Also FA = FB = FC = FD = FE = FF = FG = FH = 0

and fAA = 1/2(1 + FA) = fBB = 1/2(1 + FB) = fCC = 1/2(1 + FC) = fDD = 1/2(1 + FD) = 0.5

Then fEF (full sibs) = 1/4(2fAB + fAA + fBB)

= 1/4(0 + 0.5 + 0.5) = 0.25

and fGH (full sibs) = 1/4(2fCD + fCC + fDD)

= 1/4(0 + 0.5 + 0.5) = 0.25

Using second diagram

Therefore, FK = fIJ = 1/4(fEF + fEH + fGF + fGH)

= 1/4(0.25 + 0 + 0 + 0.25)

= 0.125 = 12.5%

Example 4

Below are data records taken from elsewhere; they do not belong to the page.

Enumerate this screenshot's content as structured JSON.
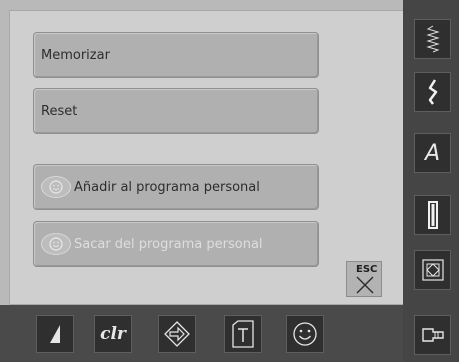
{
  "menu": {
    "memorize_label": "Memorizar",
    "reset_label": "Reset",
    "add_personal_label": "Añadir al programa personal",
    "remove_personal_label": "Sacar del programa personal"
  },
  "esc_label": "ESC",
  "bottom_bar": {
    "clr_label": "clr"
  },
  "side_bar": {
    "alphabet_label": "A"
  }
}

Figure 24 Close Inbreeding (full sibs) Find FI

fAB = 0

FA = FB = FC = FD = 0

fCD (full sibs) = 1/4(2fAB + fAA + fBB)

fAA = 1/2(1 + FA) = 0.5 and fBB = 1/2(1 + FB) = 0.5

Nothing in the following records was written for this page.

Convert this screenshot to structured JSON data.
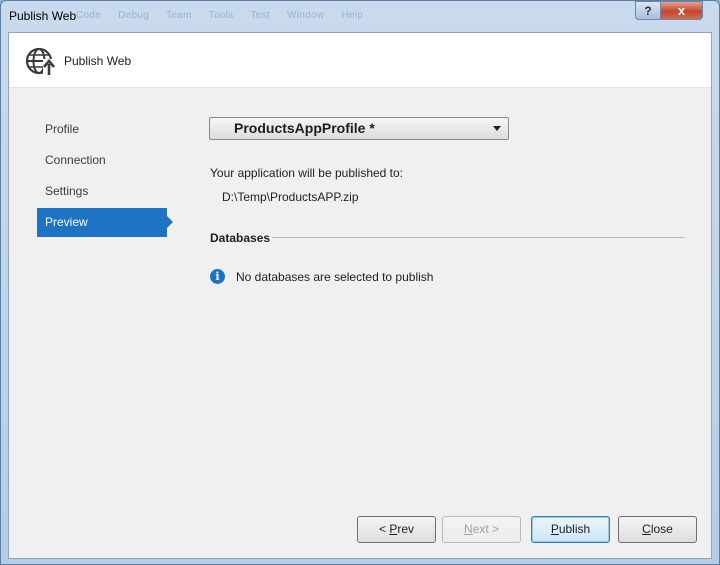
{
  "window": {
    "title": "Publish Web",
    "ghost_menu": [
      "Code",
      "Debug",
      "Team",
      "Tools",
      "Test",
      "Window",
      "Help"
    ],
    "help_label": "?",
    "close_label": "x"
  },
  "header": {
    "title": "Publish Web",
    "icon": "globe-publish-icon"
  },
  "nav": {
    "items": [
      {
        "label": "Profile"
      },
      {
        "label": "Connection"
      },
      {
        "label": "Settings"
      },
      {
        "label": "Preview"
      }
    ],
    "active": "Preview"
  },
  "profile": {
    "selected": "ProductsAppProfile *"
  },
  "preview": {
    "publish_label": "Your application will be published to:",
    "publish_path": "D:\\Temp\\ProductsAPP.zip",
    "databases_heading": "Databases",
    "no_databases": "No databases are selected to publish",
    "info_icon": "i"
  },
  "buttons": {
    "prev": {
      "pre": "< ",
      "u": "P",
      "post": "rev"
    },
    "next": {
      "pre": "",
      "u": "N",
      "post": "ext >"
    },
    "publish": {
      "pre": "",
      "u": "P",
      "post": "ublish"
    },
    "close": {
      "pre": "",
      "u": "C",
      "post": "lose"
    }
  },
  "colors": {
    "accent": "#1f73c4",
    "window_frame": "#b7cde6",
    "close_button": "#c5452c"
  }
}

Therefore fCD = 1/4(0 + 0.5 + 0.5) = 0.25 = FE = FF

fEF (full sibs) = 1/4(2fCD + fCC + fDD)

fCC = 1/2(1 + FC) = 0.5 and fDD = 1/2(1 + FD) = 0.5

Therefore fEF = 1/4(0.5 + 0.5 + 0.5)

= 0.375 = FG = FH

fGH (full sibs) = 1/4(2fEF + fEE + fFF)

fEE = 1/2(1 + FE) = 0.625 and fFF = 1/2(1 + FF) = 0.625

Therefore, FI = fGH = 1/4(0.75 + 0.625 + 0.625)

= 0.5 = 50%

Alternative names for Coancestry are the Coefficient of Kinship, the Coefficient of Consanguinity and the Coefficient of Parentage. Lasley (1978) and Warwick and Legates (1979) employ a similar method to calculate F using covariance tables. The covariance between two prospective parents is equal to twice their coancestries and therefore twice the inbreeding coefficient of their progeny (F). For further information on coancestries see Falconer (1989).